We appreciate the trust you have shown in us by placing your order with Multi Shelter Solutions. We will always look forward to working with you on your project through to completion and in the days that follow

Adding a Softcover Structure to the Side or End of Another Building

There are two ways of adding a structure to the side of a building. It can be done as a lean-to (half structure) that goes parallel to the building and up to the eave, or it can be a complete building at 90 degrees to the existing building. This article applies to the latter option.

When considering attaching an MSS structure at 90 degrees to another building, there are some important considerations to be mindful of before the purchase.

The first is that these buildings are almost always considered high humidity (especially when it is a greenhouse). This means that you will be subjecting that wall to a higher level of moisture. Extra waterproofing should be considered. This high level of humidity should be an extra concern if the intent is to use the warm air as a source of heat for the solid building.

The other thing to bear in mind is the potential snow shedding patterns from the bigger building roof. If the height difference is more than 2’, measures should be implemented to slow the process of shedding snow. Without slowing the rate that the snow comes off the taller building, the force of the impact could be triple or quadruple the weight of the actual snow.

If there is a likelihood of significant snow levels being shed, we recommend reducing the rib spacing of the first 12’ of the building. Going from 4’ to 3’ spacing will increase the strength by 1/3. Going from 3’ to 2’ is a 50% increase in strength. This will give your building the added strength for the impact of shedding snow and the volume that would potentially be on the roof.

The third thing that needs to be considered is how the cover will be fastened to your shelter at the wall. For a stand-alone building, you would be on a ladder or platform off the end but this is not possible if the end hoop is right against the wall.

One option is to have the first hoop about 2’ from the wall and then cover that section with something solid (plywood, sheet metal, Lexan, etc.). This will give you a place to crawl up and secure the cover into the wirelock.

Another option would have you put the first hoop about ½” to 1” from the wall. The wirelock channel would be installed on the underside of that hoop. During the cover installation, you would slide the cover through the gap and then wrap the cover around to the bottom. The wire inserts would be installed from the underside. This option is a little more tricky when doing the double plastic cover. After the cover is installed, the gap can be filled with square foam strips which are available at the building centers. Extra care must be exercised to protect the cover from bolt heads and nuts.
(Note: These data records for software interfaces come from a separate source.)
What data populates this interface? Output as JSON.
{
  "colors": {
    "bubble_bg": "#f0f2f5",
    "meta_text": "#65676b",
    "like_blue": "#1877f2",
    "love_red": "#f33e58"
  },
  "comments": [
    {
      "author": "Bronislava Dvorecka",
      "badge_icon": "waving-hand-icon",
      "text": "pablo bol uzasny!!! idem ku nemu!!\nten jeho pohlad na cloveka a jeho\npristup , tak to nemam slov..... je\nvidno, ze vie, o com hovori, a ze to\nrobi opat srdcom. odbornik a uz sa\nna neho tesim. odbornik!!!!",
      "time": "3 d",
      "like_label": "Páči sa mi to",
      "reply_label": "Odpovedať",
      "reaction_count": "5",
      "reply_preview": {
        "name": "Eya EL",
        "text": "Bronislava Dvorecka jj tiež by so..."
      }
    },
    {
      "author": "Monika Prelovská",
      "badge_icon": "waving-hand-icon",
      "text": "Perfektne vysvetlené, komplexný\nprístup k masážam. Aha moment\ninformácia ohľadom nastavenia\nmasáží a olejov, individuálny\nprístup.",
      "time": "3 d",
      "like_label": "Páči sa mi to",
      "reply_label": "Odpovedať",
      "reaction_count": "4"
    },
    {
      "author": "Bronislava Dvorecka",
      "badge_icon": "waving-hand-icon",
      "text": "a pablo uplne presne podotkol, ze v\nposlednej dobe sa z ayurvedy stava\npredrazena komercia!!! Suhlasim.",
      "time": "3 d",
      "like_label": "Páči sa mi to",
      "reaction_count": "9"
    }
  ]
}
The third option would be to install the structure as per normal but about 1’ from the wall. The covering would be done as usual and once this is complete, the building would be slid up against the wall. This process is a bit risky since the building is not secured to the anchors for a short period. The longer the building is, the more challenging this option is.

The last challenge which needs some attention has to do with the method of ventilation which will be used. Typical ventilation flows through the building. In this scenario, ventilating though the building would also mean that you have to go through the attached building. It can be done, but you would be best to get some additional advice on the process.

If roll-up sides are going to be used, it must be noted that the attached building will interfere with proper airflow.

The challenge with using forced ventilation is “where does the air get into the building. It would be best to create a sketch of the building with thoughts as to what you intend to do. We will use our experience to advise you.

It is important to understand and work through these challenges before you purchase. We are here to advise.